_Problem details_:
The required output is a copy of each line in the material below that includes "Francisco".
════════
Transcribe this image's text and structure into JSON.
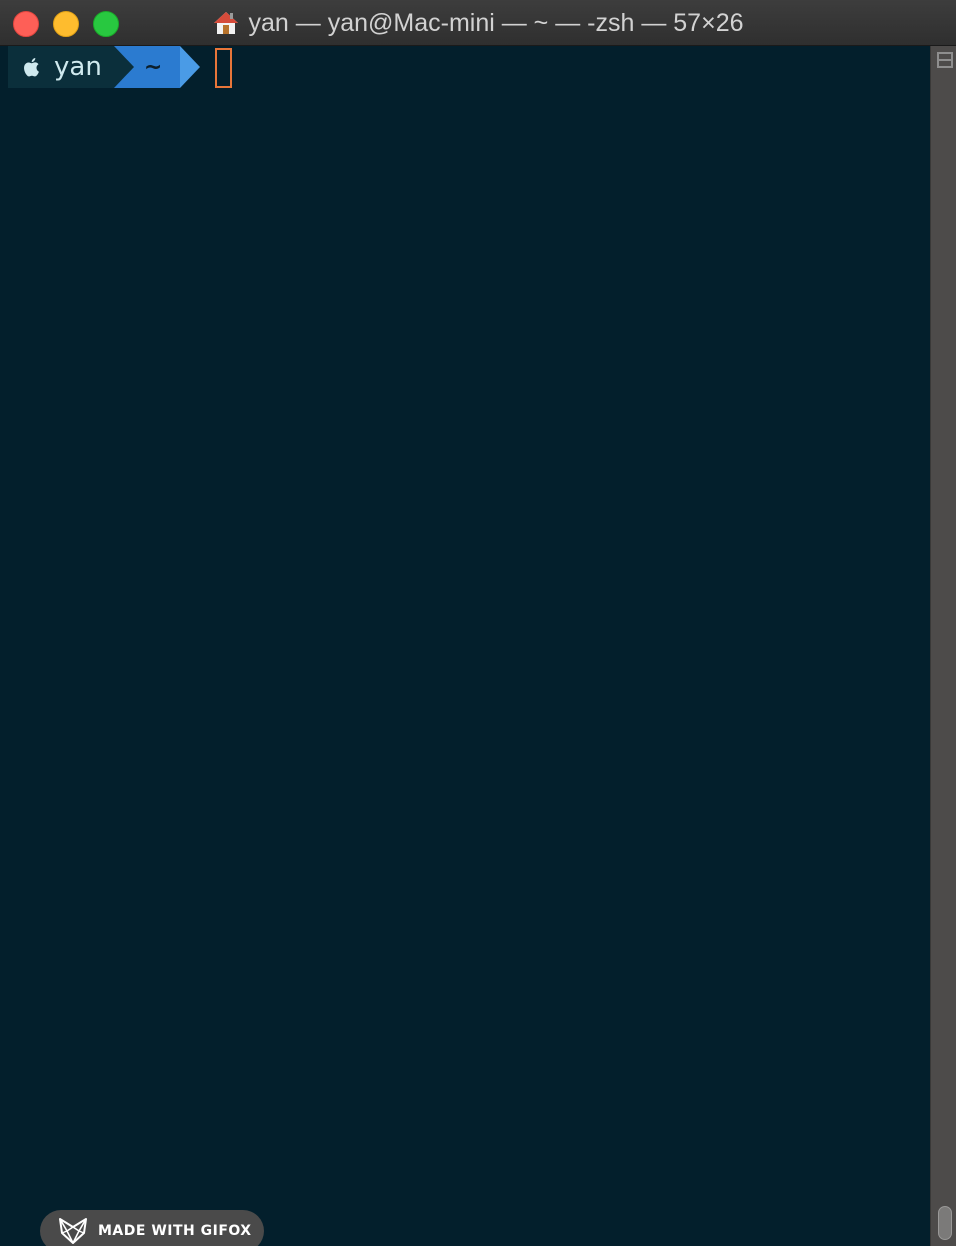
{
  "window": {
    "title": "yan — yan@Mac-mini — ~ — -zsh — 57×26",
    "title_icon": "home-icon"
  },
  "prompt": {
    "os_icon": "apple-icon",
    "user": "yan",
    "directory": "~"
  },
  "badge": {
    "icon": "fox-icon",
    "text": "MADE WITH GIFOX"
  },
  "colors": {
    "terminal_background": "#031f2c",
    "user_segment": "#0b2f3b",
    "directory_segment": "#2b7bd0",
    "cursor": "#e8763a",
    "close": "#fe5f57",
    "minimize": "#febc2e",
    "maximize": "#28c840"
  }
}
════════
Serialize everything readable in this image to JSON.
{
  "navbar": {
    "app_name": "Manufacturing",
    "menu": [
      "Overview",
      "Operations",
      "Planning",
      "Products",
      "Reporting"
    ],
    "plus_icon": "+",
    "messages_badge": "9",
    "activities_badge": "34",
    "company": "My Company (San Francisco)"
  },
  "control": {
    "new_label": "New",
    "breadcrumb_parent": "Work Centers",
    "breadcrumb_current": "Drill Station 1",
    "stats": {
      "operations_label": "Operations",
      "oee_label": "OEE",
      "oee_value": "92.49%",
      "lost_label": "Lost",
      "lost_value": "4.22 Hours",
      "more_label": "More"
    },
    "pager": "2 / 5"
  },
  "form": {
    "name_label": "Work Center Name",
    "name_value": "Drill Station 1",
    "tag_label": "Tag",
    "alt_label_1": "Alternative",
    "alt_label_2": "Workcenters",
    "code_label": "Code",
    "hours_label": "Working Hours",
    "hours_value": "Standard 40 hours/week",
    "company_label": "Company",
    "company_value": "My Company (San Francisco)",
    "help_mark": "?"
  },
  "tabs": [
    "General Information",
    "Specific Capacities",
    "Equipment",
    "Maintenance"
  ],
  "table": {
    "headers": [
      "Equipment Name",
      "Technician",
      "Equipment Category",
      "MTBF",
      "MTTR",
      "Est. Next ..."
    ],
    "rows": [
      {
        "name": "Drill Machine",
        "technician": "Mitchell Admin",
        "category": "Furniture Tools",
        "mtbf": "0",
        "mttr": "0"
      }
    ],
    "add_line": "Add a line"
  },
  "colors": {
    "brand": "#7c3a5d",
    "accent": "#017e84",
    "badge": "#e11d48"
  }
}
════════
_Answer to this problem_:
    "company": "My Company (San Francisco)"
    "company_value": "My Company (San Francisco)",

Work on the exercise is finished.